lucky as to find some Ivy and some Reynutria Japonica flowers, these blooming
Are a privilege left to our insects.
We now leave the “girls” to their winter rest, we will meet them again for a last
farewell to the remaining Varroa before the end of the year – this is the best
moment to defeat them in view of the next fruitful season approaching.


The nectar gathered in the numerous flights on the flowers by the bees, is stored in
the nest, only when this is saturated the honey supers are placed on the main body
separated by a queen excluder. This allows us to collect only the honey and not the
larvae and the queen.
The honeycombs are simply brushed from the bees with an hair brush. The piled
supers are divided by place and kinds of honey to be later brought to the optimal
percentage of humidity for preservation, through a controlled humidity room that
will lower the percentage of water to 16-17 percent.
The extraction of the honey from the combs happens in three phases:
The uncapping of the honeycombs is done

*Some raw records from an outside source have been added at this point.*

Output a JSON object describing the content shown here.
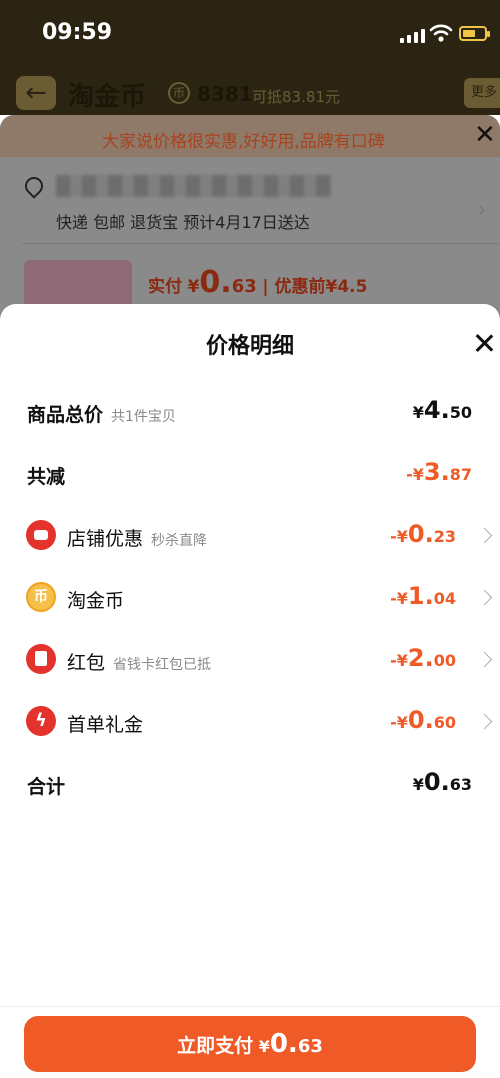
{
  "status_bar": {
    "time": "09:59"
  },
  "background": {
    "title": "淘金币",
    "coin_count": "8381",
    "coin_deduct": "可抵83.81元",
    "more": "更多",
    "banner": "大家说价格很实惠,好好用,品牌有口碑",
    "delivery": "快递 包邮 退货宝 预计4月17日送达",
    "paid_label": "实付",
    "paid_symbol": "¥",
    "paid_int": "0.",
    "paid_dec": "63",
    "before_discount": "优惠前¥4.5"
  },
  "modal": {
    "title": "价格明细",
    "rows": [
      {
        "label": "商品总价",
        "sub": "共1件宝贝",
        "symbol": "¥",
        "int": "4.",
        "dec": "50"
      },
      {
        "label": "共减",
        "symbol": "-¥",
        "int": "3.",
        "dec": "87"
      },
      {
        "label": "店铺优惠",
        "sub": "秒杀直降",
        "symbol": "-¥",
        "int": "0.",
        "dec": "23",
        "icon": "store-icon"
      },
      {
        "label": "淘金币",
        "symbol": "-¥",
        "int": "1.",
        "dec": "04",
        "icon": "coin-icon"
      },
      {
        "label": "红包",
        "sub": "省钱卡红包已抵",
        "symbol": "-¥",
        "int": "2.",
        "dec": "00",
        "icon": "red-packet-icon"
      },
      {
        "label": "首单礼金",
        "symbol": "-¥",
        "int": "0.",
        "dec": "60",
        "icon": "lightning-icon"
      },
      {
        "label": "合计",
        "symbol": "¥",
        "int": "0.",
        "dec": "63"
      }
    ]
  },
  "pay_button": {
    "label": "立即支付",
    "symbol": "¥",
    "int": "0.",
    "dec": "63"
  },
  "colors": {
    "accent": "#ef5a26",
    "icon_red": "#e4322d",
    "coin": "#f5c04a"
  }
}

* Uncapping the honeycombs from their wax caps is done manually with forks and stainless steel knives, without employing machines or heat that could compromise the taste;
* extraction of the honey from the combs through the honey extractor, that uses
centrifugal force to empty the cells;
* filtering from the residues of wax with inox\PET filters. Transfer of the honey
into the ripener happens by natural fall, not using mechanical pumps that alter the texture of the honey.
After completing the ripening process in the dark for at least 40 days, we are ready to pour the honey in jars, label and distribute it.